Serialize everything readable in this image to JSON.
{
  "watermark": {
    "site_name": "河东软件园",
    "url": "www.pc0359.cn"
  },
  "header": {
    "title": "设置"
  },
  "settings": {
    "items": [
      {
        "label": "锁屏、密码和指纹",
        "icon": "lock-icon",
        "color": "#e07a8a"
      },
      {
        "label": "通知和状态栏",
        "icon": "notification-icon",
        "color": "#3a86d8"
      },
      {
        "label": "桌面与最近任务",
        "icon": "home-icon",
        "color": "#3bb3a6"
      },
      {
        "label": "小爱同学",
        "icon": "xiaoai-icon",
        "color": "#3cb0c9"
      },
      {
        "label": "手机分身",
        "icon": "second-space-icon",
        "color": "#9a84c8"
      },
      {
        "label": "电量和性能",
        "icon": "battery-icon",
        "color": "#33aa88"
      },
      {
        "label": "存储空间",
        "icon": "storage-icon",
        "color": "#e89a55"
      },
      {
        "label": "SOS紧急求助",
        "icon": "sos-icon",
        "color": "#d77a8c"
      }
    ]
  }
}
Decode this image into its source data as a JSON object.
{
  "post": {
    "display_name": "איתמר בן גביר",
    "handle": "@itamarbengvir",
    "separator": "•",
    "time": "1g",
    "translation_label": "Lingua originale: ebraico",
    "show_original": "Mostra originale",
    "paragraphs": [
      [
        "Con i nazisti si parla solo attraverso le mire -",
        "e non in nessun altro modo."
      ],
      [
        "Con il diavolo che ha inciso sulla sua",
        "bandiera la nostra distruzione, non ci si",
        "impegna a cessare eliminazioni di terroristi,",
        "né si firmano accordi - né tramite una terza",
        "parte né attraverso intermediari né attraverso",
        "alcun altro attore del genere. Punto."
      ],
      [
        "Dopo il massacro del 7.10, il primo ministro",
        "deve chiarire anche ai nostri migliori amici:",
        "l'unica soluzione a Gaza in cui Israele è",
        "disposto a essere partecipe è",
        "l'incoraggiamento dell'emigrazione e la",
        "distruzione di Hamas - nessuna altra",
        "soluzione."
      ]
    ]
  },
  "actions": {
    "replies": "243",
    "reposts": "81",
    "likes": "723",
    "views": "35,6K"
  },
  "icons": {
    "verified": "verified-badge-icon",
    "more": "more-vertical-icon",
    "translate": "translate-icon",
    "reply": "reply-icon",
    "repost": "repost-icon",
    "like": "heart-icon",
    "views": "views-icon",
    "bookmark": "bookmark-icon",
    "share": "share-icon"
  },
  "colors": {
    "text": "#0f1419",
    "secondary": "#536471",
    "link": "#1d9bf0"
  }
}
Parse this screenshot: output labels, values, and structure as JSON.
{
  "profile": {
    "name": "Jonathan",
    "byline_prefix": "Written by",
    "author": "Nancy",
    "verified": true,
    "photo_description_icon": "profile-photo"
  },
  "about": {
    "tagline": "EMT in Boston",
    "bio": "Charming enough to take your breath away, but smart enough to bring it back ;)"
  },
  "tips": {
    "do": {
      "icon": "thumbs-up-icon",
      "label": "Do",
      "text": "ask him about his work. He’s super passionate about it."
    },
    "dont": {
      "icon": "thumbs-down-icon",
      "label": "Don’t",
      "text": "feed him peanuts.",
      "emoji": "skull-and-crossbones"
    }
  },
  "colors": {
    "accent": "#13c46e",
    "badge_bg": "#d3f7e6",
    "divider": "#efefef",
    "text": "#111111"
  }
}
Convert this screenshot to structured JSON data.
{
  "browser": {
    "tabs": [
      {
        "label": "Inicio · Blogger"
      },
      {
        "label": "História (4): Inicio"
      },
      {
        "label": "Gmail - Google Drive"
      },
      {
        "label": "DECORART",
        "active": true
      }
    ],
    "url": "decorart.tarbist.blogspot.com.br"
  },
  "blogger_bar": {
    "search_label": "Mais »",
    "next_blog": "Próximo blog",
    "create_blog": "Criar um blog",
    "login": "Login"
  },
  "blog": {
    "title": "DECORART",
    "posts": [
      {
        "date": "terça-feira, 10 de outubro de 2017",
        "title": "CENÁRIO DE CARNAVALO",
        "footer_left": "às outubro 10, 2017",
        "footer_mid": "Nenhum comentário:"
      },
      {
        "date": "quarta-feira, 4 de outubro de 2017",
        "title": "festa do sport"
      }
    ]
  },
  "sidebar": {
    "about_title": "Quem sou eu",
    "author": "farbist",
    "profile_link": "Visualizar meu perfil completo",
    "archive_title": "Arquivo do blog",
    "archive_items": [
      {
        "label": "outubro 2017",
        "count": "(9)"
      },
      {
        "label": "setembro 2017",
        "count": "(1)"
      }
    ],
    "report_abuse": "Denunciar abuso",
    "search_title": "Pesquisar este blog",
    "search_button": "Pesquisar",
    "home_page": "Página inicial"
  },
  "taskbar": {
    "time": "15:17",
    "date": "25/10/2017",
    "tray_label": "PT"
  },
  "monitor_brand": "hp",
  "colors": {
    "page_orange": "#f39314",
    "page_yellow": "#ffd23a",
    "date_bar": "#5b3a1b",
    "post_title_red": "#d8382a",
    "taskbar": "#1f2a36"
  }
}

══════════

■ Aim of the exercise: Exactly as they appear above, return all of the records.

■ Written reply:
Serialize everything readable in this image to JSON.
{
  "watermark": {
    "site_name": "河东软件园",
    "url": "www.pc0359.cn"
  },
  "header": {
    "title": "设置"
  },
  "settings": {
    "items": [
      {
        "label": "锁屏、密码和指纹",
        "icon": "lock-icon",
        "color": "#e07a8a"
      },
      {
        "label": "通知和状态栏",
        "icon": "notification-icon",
        "color": "#3a86d8"
      },
      {
        "label": "桌面与最近任务",
        "icon": "home-icon",
        "color": "#3bb3a6"
      },
      {
        "label": "小爱同学",
        "icon": "xiaoai-icon",
        "color": "#3cb0c9"
      },
      {
        "label": "手机分身",
        "icon": "second-space-icon",
        "color": "#9a84c8"
      },
      {
        "label": "电量和性能",
        "icon": "battery-icon",
        "color": "#33aa88"
      },
      {
        "label": "存储空间",
        "icon": "storage-icon",
        "color": "#e89a55"
      },
      {
        "label": "SOS紧急求助",
        "icon": "sos-icon",
        "color": "#d77a8c"
      }
    ]
  }
}
Decode this image into its source data as a JSON object.
{
  "post": {
    "display_name": "איתמר בן גביר",
    "handle": "@itamarbengvir",
    "separator": "•",
    "time": "1g",
    "translation_label": "Lingua originale: ebraico",
    "show_original": "Mostra originale",
    "paragraphs": [
      [
        "Con i nazisti si parla solo attraverso le mire -",
        "e non in nessun altro modo."
      ],
      [
        "Con il diavolo che ha inciso sulla sua",
        "bandiera la nostra distruzione, non ci si",
        "impegna a cessare eliminazioni di terroristi,",
        "né si firmano accordi - né tramite una terza",
        "parte né attraverso intermediari né attraverso",
        "alcun altro attore del genere. Punto."
      ],
      [
        "Dopo il massacro del 7.10, il primo ministro",
        "deve chiarire anche ai nostri migliori amici:",
        "l'unica soluzione a Gaza in cui Israele è",
        "disposto a essere partecipe è",
        "l'incoraggiamento dell'emigrazione e la",
        "distruzione di Hamas - nessuna altra",
        "soluzione."
      ]
    ]
  },
  "actions": {
    "replies": "243",
    "reposts": "81",
    "likes": "723",
    "views": "35,6K"
  },
  "icons": {
    "verified": "verified-badge-icon",
    "more": "more-vertical-icon",
    "translate": "translate-icon",
    "reply": "reply-icon",
    "repost": "repost-icon",
    "like": "heart-icon",
    "views": "views-icon",
    "bookmark": "bookmark-icon",
    "share": "share-icon"
  },
  "colors": {
    "text": "#0f1419",
    "secondary": "#536471",
    "link": "#1d9bf0"
  }
}
Parse this screenshot: output labels, values, and structure as JSON.
{
  "profile": {
    "name": "Jonathan",
    "byline_prefix": "Written by",
    "author": "Nancy",
    "verified": true,
    "photo_description_icon": "profile-photo"
  },
  "about": {
    "tagline": "EMT in Boston",
    "bio": "Charming enough to take your breath away, but smart enough to bring it back ;)"
  },
  "tips": {
    "do": {
      "icon": "thumbs-up-icon",
      "label": "Do",
      "text": "ask him about his work. He’s super passionate about it."
    },
    "dont": {
      "icon": "thumbs-down-icon",
      "label": "Don’t",
      "text": "feed him peanuts.",
      "emoji": "skull-and-crossbones"
    }
  },
  "colors": {
    "accent": "#13c46e",
    "badge_bg": "#d3f7e6",
    "divider": "#efefef",
    "text": "#111111"
  }
}
Convert this screenshot to structured JSON data.
{
  "browser": {
    "tabs": [
      {
        "label": "Inicio · Blogger"
      },
      {
        "label": "História (4): Inicio"
      },
      {
        "label": "Gmail - Google Drive"
      },
      {
        "label": "DECORART",
        "active": true
      }
    ],
    "url": "decorart.tarbist.blogspot.com.br"
  },
  "blogger_bar": {
    "search_label": "Mais »",
    "next_blog": "Próximo blog",
    "create_blog": "Criar um blog",
    "login": "Login"
  },
  "blog": {
    "title": "DECORART",
    "posts": [
      {
        "date": "terça-feira, 10 de outubro de 2017",
        "title": "CENÁRIO DE CARNAVALO",
        "footer_left": "às outubro 10, 2017",
        "footer_mid": "Nenhum comentário:"
      },
      {
        "date": "quarta-feira, 4 de outubro de 2017",
        "title": "festa do sport"
      }
    ]
  },
  "sidebar": {
    "about_title": "Quem sou eu",
    "author": "farbist",
    "profile_link": "Visualizar meu perfil completo",
    "archive_title": "Arquivo do blog",
    "archive_items": [
      {
        "label": "outubro 2017",
        "count": "(9)"
      },
      {
        "label": "setembro 2017",
        "count": "(1)"
      }
    ],
    "report_abuse": "Denunciar abuso",
    "search_title": "Pesquisar este blog",
    "search_button": "Pesquisar",
    "home_page": "Página inicial"
  },
  "taskbar": {
    "time": "15:17",
    "date": "25/10/2017",
    "tray_label": "PT"
  },
  "monitor_brand": "hp",
  "colors": {
    "page_orange": "#f39314",
    "page_yellow": "#ffd23a",
    "date_bar": "#5b3a1b",
    "post_title_red": "#d8382a",
    "taskbar": "#1f2a36"
  }
}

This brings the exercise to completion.